Component data from apps and pages

══════════

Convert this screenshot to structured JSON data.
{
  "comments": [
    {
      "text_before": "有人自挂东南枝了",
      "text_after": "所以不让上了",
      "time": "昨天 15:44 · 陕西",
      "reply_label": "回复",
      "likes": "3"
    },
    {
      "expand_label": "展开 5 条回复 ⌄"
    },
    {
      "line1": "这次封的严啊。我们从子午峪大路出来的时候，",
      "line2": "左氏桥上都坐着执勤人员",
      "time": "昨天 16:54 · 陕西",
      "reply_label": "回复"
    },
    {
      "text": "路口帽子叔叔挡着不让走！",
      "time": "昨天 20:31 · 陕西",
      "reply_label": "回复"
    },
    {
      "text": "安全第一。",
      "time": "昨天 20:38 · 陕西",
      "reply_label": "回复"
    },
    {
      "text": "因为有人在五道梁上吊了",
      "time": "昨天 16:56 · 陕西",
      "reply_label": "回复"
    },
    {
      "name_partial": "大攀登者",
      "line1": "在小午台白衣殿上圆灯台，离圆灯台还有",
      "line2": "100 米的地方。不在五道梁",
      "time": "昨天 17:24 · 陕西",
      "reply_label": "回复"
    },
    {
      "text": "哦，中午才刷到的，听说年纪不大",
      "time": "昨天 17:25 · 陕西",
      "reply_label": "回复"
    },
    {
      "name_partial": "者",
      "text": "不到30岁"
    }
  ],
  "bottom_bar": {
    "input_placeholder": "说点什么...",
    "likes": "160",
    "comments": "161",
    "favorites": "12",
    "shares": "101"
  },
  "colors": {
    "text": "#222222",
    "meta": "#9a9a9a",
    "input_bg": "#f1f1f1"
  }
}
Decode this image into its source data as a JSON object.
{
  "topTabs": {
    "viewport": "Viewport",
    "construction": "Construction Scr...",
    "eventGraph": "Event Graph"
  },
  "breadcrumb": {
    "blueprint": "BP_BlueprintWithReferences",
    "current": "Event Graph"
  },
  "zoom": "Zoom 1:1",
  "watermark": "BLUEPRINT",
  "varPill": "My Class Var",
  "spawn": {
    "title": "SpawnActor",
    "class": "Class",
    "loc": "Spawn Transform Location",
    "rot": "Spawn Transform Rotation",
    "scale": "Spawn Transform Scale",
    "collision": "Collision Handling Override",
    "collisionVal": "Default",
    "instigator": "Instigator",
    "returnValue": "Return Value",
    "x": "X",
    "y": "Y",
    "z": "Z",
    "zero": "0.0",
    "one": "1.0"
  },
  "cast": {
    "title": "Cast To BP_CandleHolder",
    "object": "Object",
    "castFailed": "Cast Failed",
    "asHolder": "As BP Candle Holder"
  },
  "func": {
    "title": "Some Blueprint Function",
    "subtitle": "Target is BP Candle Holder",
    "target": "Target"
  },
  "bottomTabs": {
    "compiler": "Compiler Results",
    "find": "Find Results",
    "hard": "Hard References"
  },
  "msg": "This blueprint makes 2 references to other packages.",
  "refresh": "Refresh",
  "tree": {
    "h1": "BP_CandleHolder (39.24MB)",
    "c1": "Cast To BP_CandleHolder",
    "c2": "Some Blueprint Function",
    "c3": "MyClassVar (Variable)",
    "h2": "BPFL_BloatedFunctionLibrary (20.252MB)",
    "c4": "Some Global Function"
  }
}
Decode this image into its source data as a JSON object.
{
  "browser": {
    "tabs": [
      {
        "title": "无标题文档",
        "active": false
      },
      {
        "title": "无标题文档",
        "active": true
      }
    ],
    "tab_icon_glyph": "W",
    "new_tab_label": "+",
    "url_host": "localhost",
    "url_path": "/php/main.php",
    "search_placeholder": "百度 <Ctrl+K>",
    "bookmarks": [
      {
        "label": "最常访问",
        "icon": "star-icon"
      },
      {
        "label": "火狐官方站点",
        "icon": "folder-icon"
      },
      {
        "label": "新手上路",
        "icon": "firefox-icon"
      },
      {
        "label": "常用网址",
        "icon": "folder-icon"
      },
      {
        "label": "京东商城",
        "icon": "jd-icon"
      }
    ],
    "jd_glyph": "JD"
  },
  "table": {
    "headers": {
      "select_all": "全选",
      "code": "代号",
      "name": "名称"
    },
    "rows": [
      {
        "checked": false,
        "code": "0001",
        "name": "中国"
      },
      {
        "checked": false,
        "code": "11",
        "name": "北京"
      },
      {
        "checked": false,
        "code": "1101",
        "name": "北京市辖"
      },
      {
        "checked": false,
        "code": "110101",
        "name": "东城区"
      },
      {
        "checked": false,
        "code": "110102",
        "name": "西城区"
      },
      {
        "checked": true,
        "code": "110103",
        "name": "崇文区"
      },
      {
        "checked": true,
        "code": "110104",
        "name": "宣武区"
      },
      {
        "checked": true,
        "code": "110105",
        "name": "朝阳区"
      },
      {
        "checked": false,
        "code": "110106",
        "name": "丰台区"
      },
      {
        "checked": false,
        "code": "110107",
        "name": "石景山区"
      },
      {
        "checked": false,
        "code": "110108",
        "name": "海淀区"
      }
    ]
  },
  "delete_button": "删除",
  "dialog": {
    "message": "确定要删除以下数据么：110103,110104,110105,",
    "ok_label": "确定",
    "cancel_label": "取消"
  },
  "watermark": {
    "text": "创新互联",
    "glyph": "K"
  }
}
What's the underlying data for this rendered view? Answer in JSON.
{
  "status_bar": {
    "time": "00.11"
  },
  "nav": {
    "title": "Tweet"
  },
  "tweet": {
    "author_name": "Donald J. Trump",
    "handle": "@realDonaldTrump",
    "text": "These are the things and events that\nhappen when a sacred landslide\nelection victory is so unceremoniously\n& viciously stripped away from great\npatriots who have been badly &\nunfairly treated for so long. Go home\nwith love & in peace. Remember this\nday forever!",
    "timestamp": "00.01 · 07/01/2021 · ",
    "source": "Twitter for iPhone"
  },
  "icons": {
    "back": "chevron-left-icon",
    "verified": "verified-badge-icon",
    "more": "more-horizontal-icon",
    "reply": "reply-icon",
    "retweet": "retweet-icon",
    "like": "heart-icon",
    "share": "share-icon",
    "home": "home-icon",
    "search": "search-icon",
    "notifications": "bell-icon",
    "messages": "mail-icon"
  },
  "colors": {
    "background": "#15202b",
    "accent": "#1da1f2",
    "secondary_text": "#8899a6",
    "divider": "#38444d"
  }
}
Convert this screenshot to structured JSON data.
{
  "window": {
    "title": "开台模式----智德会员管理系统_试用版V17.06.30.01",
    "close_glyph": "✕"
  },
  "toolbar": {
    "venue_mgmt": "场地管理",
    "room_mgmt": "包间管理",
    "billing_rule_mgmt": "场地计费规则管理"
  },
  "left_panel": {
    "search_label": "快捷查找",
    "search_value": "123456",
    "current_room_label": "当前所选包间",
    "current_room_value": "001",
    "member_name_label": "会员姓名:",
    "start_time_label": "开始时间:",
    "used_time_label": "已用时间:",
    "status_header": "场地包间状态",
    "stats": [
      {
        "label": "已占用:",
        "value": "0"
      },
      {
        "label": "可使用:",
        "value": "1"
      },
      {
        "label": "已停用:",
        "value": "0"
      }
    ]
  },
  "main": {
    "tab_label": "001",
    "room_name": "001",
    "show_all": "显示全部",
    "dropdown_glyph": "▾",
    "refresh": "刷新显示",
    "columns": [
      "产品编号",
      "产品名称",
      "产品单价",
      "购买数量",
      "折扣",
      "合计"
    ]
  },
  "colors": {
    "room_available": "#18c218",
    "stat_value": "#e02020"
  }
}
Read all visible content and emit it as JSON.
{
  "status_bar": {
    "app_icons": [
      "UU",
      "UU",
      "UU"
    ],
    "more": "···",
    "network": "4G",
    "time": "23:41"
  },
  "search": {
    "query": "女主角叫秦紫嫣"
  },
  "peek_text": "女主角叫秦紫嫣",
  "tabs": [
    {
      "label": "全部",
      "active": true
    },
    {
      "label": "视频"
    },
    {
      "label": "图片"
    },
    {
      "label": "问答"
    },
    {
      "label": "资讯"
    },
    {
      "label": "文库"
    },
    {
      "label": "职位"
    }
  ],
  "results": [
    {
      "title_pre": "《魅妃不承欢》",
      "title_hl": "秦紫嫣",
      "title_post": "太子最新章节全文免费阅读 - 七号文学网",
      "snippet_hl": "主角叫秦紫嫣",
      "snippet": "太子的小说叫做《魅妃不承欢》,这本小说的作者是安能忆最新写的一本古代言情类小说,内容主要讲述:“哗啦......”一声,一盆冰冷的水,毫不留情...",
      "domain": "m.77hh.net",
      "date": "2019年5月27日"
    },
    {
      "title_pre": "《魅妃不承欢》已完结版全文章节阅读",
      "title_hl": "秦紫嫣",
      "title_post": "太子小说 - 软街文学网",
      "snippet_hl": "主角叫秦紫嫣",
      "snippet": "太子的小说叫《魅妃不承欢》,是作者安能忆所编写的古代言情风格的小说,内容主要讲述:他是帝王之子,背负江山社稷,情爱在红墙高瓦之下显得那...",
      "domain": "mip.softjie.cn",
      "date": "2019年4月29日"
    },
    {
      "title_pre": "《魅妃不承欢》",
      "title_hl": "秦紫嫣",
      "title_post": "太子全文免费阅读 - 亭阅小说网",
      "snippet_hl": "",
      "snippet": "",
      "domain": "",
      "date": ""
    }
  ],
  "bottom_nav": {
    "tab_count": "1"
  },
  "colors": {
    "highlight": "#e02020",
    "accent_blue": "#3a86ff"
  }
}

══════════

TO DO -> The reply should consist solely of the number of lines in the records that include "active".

REPLY TO THE EXERCISE -> 3